Material supplied below:

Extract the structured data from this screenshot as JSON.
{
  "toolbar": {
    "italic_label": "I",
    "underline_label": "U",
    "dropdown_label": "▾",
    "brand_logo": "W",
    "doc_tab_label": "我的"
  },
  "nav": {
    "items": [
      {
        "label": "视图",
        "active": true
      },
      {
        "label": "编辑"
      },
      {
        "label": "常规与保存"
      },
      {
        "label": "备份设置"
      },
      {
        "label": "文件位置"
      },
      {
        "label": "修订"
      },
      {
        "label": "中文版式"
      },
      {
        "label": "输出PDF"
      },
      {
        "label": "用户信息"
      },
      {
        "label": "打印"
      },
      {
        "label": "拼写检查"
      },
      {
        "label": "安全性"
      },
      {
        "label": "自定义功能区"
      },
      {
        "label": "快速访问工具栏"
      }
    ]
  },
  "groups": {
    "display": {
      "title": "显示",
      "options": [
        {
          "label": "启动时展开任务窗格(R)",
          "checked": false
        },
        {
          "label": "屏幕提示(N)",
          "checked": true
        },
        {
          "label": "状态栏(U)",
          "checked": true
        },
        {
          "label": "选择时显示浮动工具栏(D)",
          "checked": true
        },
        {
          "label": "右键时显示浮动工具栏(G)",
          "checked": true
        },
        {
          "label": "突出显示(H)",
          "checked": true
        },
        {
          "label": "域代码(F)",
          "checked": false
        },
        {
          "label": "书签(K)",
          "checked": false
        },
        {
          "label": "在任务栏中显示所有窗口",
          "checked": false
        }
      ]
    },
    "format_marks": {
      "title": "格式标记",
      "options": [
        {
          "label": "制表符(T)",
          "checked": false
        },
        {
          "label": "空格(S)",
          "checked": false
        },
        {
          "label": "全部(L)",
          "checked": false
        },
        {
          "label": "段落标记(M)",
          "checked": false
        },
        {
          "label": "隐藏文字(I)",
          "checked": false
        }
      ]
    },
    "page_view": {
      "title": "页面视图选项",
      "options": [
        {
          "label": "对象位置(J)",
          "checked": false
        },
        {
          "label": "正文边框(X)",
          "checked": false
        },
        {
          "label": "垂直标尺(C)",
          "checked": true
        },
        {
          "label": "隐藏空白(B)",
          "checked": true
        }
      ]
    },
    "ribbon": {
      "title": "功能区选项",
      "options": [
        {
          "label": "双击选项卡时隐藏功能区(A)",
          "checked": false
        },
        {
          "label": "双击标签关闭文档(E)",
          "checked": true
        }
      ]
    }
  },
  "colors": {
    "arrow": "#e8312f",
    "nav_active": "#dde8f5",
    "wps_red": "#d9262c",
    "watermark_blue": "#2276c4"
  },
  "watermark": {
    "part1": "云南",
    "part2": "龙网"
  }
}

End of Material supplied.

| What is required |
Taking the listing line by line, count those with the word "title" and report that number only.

| Response area |
4